Another friend suggested I use a scroll frame, but I need to see the whole of the project at once, or at least be able to quickly see it all at once in terms of applique placement which I'm more or less eyeballing. 

Another friend suggested I use stretcher bars. 

I bought a q-snap frame because I did not want to spend a ton of money. Well friends, spending money on the wrong thing is a terrible idea. The wool has too much stretch for a frame like that. 

I again consulted the friend who suggested the stretcher bars. I was like "eh, I can spend $30 bucks on this!" When I went to a highly recommended needlework store and told the owner my project intentions, she was super rude and disregarded everything I said about making a reconstruction of a cushion find from the 16th century but I bought the stretcher bars anyway. 

When I got home and tried the stretcher bars, I realized they were not the way for me to go for a few reasons. I like sitting at my desk to sew. As a result I'm able to keep the fabric relatively flat to begin with. After some ridiculous anxiety over methods used, I just went with it. Most of the existing tension issues will likely be irrelevant once I stuff it with the feathers. 

In the below image I've laid out the appliques to give you an idea of placement. The brown leaves will likely be couched with gold, and they'll have "veins" as well. The blue rosettes are going to be couched with the green wool I laid over the rosette, and they'll be divided up into 4 petal sections.
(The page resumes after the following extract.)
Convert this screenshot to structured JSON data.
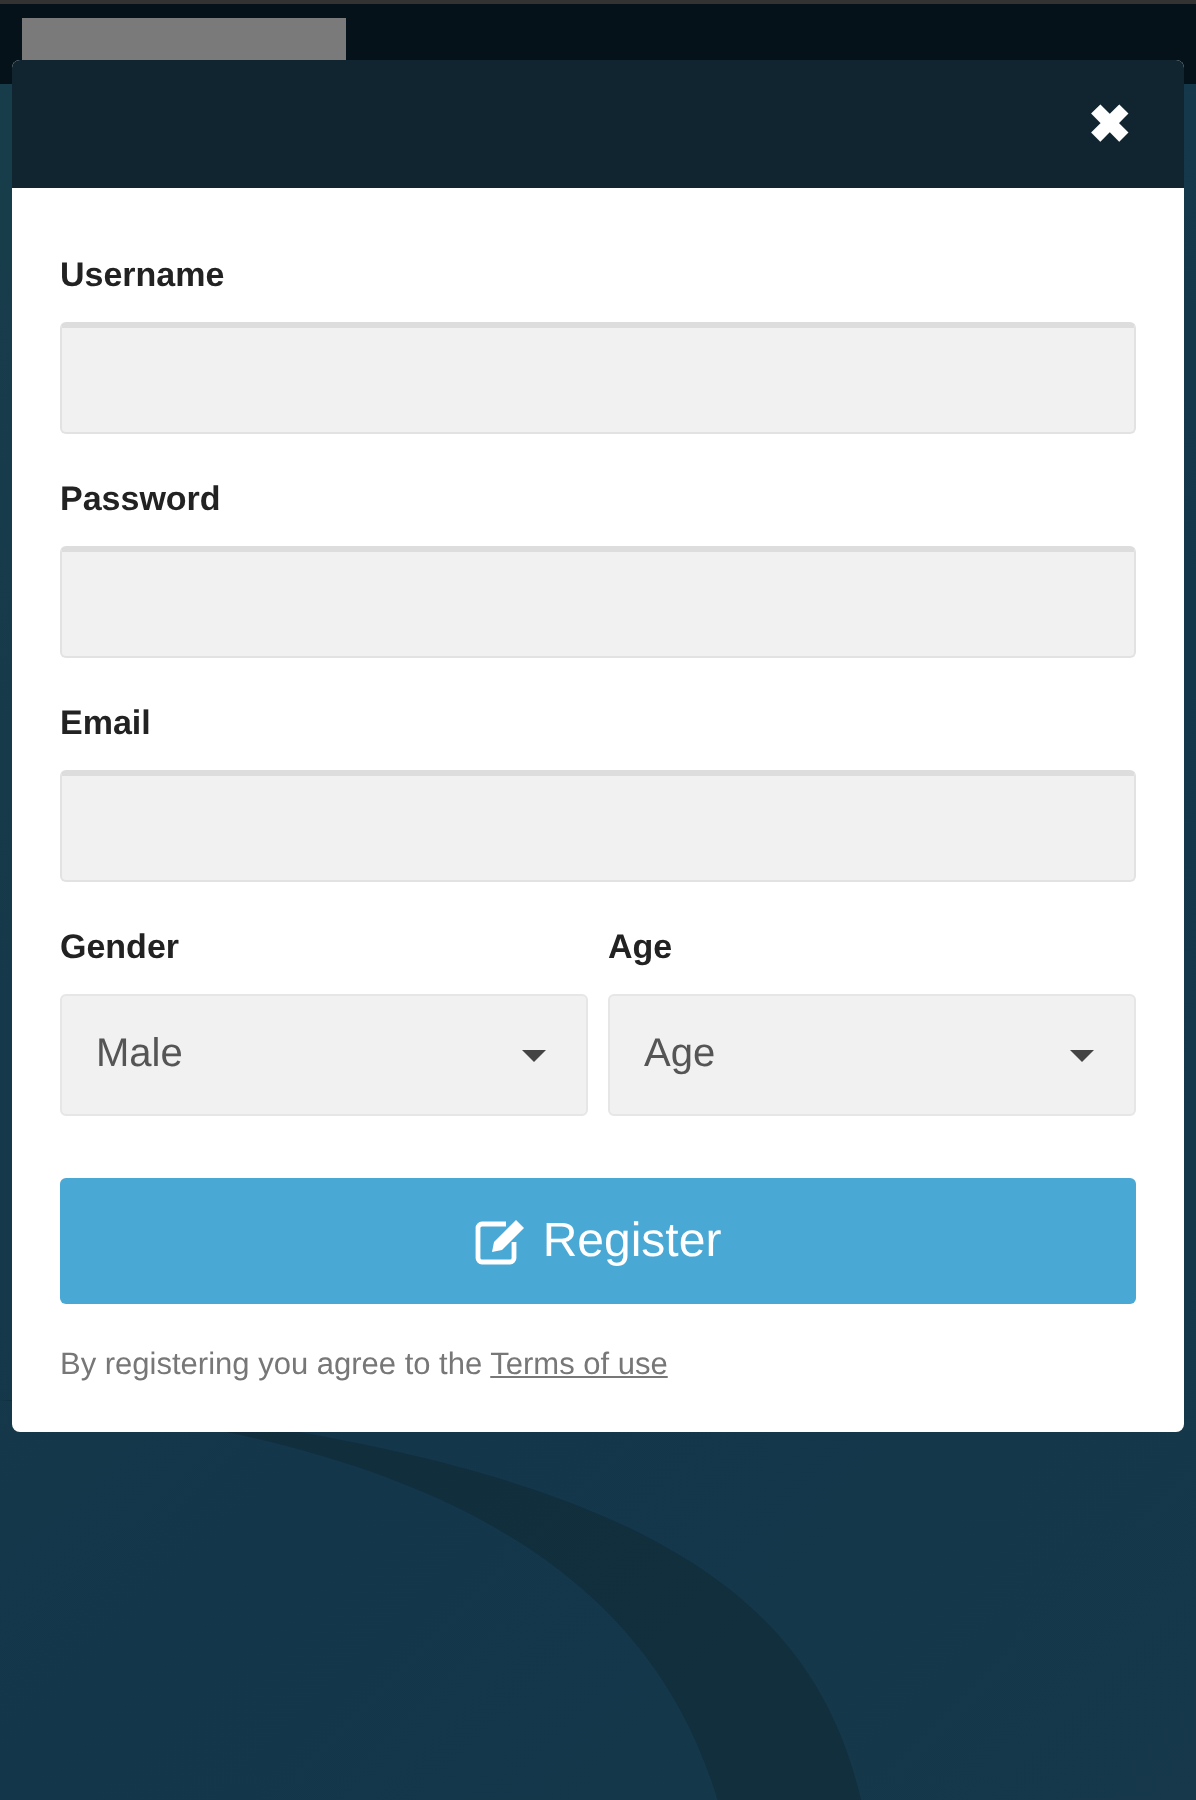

I'm not sure what color I'll couch the pale green rosettes with. Once everything is tacked down, I'll also assemble my parrot applique.